Despite all that happened, despite all the uncertainty and challenges from her career in tennis, Sunitha Rao ’14 still looks back fondly on the Olympics.
The year was 2008, and the site was Beijing. Rao was competing for India. “It was amazing,” Rao says. “It was one of the best experiences of my life.”
Rao remembers the sea of people when she walked into the stadium during the opening ceremony, and she remembers the excitement of the Olympic village, surrounded by athletes who had trained years to be there and now were chasing their dreams. “To be around that energy,” she says, “it felt incredible.”
The joys of that moment didn’t last. One year later—tired, worn out, and nearly broke—Rao quit the sport. She had turned professional at the age of 14, and tennis had been her life. But then, at the age of 23, it was over.
“All of a sudden, I had nothing,” she says. “All my days had been eating, sleeping, and training. All of a sudden, I didn’t have a purpose. It was one of the hardest times of my life.”
In this two-part series, we look at the life and career of Sunitha Rao, who was pushed into tennis at a young age and then found herself having to start over in her early 20s, a daunting prospect given that she had dropped out of school after the sixth grade and was unsure of what direction her life should take.
Rao’s story takes her from a tough upbringing in New Jersey to tennis courts around the world, from the entrepreneurial campus of Babson College to her eventual rebirth as a real estate investor in Indianapolis.
As Rao works to create a life for herself, her journey is ultimately one of empowerment. In her experiences, both on and off the court, she is driven to seek independence, to never be too reliant on any person or situation for her financial well-being.
“I have seen what it’s like when a woman puts all her eggs in one basket,” she says. “I never want to be dependent on one thing. Financial independence is important to me because it represents options.”
The Story Begins
Rao’s story begins in Jersey City, New Jersey. That’s where she was raised, in a rough neighborhood by two immigrant parents from India, and that’s where she first witnessed why financial independence matters.
“I grew up in an extremely violent household,” says Rao, who bluntly describes her father as abusive and domineering. For her mother, her brother, and herself, there was no easy way out, because her father controlled the family’s finances.
“My mom couldn’t do anything else because of that,” Rao says. “She couldn’t bring herself or her children to a safer situation. And my father knew it. He knew she had zero options.”
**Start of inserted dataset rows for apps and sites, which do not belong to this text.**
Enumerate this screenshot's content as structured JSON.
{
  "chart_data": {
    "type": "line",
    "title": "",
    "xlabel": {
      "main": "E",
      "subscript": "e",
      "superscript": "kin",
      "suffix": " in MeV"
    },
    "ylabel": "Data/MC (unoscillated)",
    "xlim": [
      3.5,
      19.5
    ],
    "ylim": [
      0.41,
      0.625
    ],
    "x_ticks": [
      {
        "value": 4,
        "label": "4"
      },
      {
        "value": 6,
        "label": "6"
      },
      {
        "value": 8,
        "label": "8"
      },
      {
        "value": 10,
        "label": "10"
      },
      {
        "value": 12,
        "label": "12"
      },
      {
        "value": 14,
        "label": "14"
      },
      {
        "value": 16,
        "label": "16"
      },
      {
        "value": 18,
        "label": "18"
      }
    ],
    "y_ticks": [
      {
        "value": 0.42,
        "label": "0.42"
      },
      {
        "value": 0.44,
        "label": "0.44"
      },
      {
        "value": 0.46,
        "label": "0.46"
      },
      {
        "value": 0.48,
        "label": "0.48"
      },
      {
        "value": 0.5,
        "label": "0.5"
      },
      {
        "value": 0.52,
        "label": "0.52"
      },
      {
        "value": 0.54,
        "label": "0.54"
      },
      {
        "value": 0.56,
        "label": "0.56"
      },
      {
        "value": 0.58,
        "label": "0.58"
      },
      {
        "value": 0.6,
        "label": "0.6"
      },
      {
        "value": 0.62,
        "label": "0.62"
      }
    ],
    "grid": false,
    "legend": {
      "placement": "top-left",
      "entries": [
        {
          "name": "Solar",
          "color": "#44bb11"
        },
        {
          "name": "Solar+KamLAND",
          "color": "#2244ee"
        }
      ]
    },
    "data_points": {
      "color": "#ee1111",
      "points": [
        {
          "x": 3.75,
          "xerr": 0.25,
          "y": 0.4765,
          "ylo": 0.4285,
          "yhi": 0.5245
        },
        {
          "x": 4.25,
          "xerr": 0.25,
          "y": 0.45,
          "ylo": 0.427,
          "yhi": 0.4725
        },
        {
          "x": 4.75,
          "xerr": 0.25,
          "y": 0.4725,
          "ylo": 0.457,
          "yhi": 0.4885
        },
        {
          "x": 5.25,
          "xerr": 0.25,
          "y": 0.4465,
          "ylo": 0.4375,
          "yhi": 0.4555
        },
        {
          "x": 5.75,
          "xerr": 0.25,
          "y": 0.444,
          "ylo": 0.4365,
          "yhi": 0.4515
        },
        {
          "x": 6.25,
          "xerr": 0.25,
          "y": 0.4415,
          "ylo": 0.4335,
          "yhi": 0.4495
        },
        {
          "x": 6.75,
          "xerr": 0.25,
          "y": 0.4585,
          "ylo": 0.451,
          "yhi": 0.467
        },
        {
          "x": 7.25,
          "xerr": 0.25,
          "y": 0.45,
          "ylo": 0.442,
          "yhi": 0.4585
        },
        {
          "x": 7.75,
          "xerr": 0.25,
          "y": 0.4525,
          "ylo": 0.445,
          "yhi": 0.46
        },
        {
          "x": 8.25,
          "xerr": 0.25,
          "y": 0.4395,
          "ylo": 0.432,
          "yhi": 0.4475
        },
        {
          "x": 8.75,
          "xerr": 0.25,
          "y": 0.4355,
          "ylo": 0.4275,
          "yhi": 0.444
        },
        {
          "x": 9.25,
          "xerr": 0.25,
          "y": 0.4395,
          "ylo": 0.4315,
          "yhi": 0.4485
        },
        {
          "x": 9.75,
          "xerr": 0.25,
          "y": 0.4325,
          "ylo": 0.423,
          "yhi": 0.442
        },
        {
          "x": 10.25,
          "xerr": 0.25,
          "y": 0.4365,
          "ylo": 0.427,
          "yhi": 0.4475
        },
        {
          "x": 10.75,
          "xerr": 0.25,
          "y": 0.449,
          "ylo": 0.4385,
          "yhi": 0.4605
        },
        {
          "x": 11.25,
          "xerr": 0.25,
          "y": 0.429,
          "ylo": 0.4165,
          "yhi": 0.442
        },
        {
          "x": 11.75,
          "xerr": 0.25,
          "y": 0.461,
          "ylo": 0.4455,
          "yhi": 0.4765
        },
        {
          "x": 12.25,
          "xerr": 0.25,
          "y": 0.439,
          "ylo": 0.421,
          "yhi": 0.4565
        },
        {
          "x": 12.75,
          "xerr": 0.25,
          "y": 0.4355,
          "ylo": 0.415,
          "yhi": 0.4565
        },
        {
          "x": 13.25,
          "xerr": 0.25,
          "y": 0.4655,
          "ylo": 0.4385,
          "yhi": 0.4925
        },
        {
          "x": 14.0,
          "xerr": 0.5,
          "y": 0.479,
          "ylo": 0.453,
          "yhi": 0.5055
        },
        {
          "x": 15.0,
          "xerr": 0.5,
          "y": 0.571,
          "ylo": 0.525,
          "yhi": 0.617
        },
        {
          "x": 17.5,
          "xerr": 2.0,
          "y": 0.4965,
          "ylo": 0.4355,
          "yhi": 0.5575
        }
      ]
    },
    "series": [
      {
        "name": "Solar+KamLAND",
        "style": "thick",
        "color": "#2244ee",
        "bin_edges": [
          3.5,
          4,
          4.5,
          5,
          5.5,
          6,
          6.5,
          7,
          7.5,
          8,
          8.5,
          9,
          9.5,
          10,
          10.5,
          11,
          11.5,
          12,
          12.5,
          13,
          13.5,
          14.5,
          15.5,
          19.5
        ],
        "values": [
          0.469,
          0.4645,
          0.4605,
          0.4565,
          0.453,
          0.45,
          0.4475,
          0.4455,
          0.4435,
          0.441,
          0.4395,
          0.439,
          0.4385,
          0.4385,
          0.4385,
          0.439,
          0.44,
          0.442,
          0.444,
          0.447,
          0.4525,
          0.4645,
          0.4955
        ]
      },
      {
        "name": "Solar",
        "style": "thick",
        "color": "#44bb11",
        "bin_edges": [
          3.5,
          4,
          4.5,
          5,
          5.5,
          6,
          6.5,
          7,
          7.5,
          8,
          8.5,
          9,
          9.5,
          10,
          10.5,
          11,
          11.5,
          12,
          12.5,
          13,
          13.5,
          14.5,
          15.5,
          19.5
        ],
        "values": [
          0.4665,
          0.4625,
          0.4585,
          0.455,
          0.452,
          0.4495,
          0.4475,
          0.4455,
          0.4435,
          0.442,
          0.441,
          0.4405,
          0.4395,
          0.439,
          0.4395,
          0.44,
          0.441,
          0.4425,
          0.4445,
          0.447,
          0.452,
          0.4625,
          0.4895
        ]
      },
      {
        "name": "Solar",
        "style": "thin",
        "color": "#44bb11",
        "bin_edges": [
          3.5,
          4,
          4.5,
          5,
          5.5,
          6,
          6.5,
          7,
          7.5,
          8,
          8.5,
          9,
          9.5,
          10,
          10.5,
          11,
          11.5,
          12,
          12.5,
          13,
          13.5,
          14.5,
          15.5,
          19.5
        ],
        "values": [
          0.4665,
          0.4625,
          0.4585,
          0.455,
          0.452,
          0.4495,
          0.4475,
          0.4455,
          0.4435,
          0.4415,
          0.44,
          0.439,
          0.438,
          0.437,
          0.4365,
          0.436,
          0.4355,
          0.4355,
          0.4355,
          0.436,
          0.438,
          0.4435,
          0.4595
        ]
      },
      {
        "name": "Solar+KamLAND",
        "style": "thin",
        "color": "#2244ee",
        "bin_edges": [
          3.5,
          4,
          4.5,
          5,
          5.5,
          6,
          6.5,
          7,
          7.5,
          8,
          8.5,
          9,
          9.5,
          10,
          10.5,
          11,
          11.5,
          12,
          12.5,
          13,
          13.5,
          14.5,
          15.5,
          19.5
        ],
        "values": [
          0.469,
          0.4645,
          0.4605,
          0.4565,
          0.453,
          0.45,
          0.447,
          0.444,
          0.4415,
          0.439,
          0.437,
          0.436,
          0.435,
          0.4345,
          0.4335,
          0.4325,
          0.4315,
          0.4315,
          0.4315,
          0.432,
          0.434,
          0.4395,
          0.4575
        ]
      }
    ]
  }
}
“I have seen what it’s like when a woman puts all her eggs in one basket. I never want to be dependent on one thing. Financial independence is important to me because it represents options.”
Sunitha Rao ’14
Rao’s father pushed her into tennis. She spent hours practicing, so much so that her training eventually began to interfere with her schooling. She dropped out after the sixth grade. “My father wanted a tennis player before I was even born,” she says. “I wasn’t given a choice to play the sport.”
Rao’s feelings about tennis are complicated, being wrapped up with memories of her difficult father. But tennis gave her an identity, and it taught her crucial intangibles, namely resiliency and long-term thinking, which would serve her well in the years to come. “You plan for x, y, and z, and don’t let anything get in the way,” she says.
Ultimately, Rao would wrestle herself free from her father, taking control of her tennis career and breaking off contact with him when she was 19. Today, he is no longer in her life.
For Rao, being a professional tennis player made for a challenging and worrisome life, far removed from the lucrative and glamorous jet-setting pursuit it might appear to be on the outside.
Rao didn’t consistently compete at the highest echelons of the sport, with the likes of Serena and Venus Williams and other top players, so money concerns were a constant. Once in a while she might have a large payday, say $15,000 or $20,000, but many weeks her earnings were only a couple of hundred dollars or so. “I didn’t know how much money was coming in every week,” she says. “That was a very stressful situation for me.”
Tennis tournaments take place all over the world, and from her inconsistent earnings, Rao had to pay for travel. She also paid for coaches when she could. “I didn’t have a consistent coach,” she says. “I didn’t have the resources.”
Traveling and competing took a lot out of her. “How long can I struggle through this?” she wondered. “I was putting my body through a lot. It was starting to break down. I was very tired and very burned out.”
And so, at 23, she walked away. What the future held was unclear. She didn’t have much money saved, and her lack of education was an immediate concern. “I hadn’t had Algebra II. It was utterly absurd,” she says. “I struggled to construct a sentence properly.”
To find the stability and financial independence she craved in her life after leaving tennis, Rao would need to address that lack of education. To do so, she would soon come to Babson College.
Posted in Entrepreneurship of All Kinds